Amis’ gifts are known. He’s trenchant, confident, a word merchant of breathtaking skill, and a righteous one-man army against cliché. What ails this consciously asupple novel is the way it transforms those gifts into parody and dares all comers. It’s literary vandalism with a grin.
For starters Amis operates on what he calls “universal time,” which is to say a time appropriately separate from the world he mocks. His protagonist is actor-writer Xan Meo (married improbably to Russia, but that’s détente for you.) Xan lives in London and gets his head bashed in by a non-fan. This does a number on his brain and he begins to deconstruct himself, and others. “So-called ‘Renaissance Man,’” notes Russia, who gets this description of Xan from a clipping. That’s just it. The plot, also, is so-called.
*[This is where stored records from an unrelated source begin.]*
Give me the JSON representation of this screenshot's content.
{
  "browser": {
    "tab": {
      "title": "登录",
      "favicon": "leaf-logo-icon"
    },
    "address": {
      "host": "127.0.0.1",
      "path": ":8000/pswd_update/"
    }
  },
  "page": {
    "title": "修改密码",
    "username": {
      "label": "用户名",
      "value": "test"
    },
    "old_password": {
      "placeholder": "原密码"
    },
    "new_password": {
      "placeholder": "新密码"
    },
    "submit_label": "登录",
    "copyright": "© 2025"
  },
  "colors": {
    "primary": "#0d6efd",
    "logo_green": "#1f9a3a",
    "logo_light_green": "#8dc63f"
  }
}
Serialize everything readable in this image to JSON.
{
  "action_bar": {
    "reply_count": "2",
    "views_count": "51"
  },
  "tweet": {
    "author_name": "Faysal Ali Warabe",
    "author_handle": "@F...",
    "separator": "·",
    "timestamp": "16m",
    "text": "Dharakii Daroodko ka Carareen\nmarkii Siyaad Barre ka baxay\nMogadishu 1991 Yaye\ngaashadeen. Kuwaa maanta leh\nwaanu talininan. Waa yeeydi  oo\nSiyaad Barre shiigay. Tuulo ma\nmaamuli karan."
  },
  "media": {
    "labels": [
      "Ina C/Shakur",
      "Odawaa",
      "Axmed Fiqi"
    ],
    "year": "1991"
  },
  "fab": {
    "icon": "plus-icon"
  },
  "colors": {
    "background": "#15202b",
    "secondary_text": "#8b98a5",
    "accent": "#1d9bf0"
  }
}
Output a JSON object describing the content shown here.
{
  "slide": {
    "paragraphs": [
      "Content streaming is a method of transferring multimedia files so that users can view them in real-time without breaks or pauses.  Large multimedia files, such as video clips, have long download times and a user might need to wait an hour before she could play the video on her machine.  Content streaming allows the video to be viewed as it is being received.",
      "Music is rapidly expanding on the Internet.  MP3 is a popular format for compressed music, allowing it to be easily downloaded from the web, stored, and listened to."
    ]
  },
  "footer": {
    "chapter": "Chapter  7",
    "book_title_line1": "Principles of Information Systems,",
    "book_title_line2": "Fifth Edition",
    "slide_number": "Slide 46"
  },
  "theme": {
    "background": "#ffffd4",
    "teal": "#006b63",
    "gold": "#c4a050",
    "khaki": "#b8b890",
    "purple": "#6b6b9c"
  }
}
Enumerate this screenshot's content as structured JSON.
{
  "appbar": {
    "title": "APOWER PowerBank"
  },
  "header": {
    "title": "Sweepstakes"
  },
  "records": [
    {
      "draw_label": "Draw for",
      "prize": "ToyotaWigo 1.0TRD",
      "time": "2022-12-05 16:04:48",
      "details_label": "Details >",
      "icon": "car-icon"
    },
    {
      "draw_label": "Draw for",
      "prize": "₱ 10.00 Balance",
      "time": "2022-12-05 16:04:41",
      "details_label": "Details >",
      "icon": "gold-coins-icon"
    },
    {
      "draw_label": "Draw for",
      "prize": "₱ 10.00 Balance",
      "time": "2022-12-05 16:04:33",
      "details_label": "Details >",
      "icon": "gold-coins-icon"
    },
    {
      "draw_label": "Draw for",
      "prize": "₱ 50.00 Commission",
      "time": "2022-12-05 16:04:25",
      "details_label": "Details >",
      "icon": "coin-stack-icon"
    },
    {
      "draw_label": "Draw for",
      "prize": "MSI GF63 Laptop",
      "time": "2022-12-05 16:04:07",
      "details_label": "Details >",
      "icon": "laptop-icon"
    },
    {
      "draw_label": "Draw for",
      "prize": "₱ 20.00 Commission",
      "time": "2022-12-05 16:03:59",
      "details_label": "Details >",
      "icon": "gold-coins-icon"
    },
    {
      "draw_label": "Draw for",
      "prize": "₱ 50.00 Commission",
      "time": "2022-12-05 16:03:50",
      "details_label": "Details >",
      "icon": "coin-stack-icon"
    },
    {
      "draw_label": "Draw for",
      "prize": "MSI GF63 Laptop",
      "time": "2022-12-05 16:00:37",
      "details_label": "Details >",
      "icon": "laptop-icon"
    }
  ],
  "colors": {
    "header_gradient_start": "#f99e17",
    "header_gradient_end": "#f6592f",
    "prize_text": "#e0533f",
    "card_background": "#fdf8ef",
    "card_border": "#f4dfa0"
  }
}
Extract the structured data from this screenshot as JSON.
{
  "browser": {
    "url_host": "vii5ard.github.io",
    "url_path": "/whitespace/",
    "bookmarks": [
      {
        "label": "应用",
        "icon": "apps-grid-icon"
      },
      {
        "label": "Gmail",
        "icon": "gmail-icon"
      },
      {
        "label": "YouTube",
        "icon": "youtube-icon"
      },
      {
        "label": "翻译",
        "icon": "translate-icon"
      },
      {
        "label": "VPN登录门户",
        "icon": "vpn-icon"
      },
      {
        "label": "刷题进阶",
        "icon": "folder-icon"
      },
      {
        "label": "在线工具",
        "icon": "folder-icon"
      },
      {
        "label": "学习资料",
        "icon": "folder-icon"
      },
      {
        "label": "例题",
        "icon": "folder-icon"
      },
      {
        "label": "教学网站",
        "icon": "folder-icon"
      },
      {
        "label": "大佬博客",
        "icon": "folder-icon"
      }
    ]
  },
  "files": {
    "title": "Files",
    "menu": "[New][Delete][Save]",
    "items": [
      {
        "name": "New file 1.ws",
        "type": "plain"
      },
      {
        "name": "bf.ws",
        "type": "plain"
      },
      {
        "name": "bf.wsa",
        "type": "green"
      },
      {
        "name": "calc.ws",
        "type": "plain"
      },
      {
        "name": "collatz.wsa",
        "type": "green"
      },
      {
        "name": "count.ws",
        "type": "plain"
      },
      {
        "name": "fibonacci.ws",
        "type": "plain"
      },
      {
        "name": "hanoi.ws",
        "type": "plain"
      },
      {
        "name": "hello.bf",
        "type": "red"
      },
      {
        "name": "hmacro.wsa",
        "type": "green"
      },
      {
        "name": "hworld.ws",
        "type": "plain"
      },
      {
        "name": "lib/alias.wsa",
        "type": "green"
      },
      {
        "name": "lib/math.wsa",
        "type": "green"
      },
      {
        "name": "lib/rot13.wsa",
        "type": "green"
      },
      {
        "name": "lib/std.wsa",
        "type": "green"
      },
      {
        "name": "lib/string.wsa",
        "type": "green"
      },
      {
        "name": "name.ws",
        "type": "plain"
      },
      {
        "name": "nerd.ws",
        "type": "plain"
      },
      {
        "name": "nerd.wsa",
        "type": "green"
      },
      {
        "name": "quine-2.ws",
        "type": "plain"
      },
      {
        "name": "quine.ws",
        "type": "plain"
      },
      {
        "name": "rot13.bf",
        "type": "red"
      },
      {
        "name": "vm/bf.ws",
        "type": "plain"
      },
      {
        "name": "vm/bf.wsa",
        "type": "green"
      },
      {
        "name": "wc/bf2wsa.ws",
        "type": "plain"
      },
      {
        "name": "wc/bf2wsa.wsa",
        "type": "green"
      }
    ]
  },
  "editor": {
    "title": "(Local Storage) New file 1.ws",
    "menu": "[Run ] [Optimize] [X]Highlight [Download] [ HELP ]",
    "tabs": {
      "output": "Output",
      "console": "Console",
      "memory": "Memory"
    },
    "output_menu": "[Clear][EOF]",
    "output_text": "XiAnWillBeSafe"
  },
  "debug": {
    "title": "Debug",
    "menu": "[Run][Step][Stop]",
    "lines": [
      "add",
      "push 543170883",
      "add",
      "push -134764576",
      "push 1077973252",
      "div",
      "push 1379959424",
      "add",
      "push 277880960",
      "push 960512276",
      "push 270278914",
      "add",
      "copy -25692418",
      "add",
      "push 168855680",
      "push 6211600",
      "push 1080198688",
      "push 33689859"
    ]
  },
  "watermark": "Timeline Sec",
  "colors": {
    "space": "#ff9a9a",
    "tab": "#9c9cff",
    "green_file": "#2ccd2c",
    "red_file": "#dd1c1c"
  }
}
“Yellow Dog” is landscape of characters colliding to earn points; tawdry columnist Clint Smoker toils lusciously over sexy emails and says things like “Birds want tall nippers: Darwin and that.” Then there’s Royce Traynor, a corpse on a jet lamely playing deus ex machina. And Princess Victoria, who has a secret. Amis’ modernism, pre and post, is dizzying. OK. Bravo. But enough already. Tell me a story.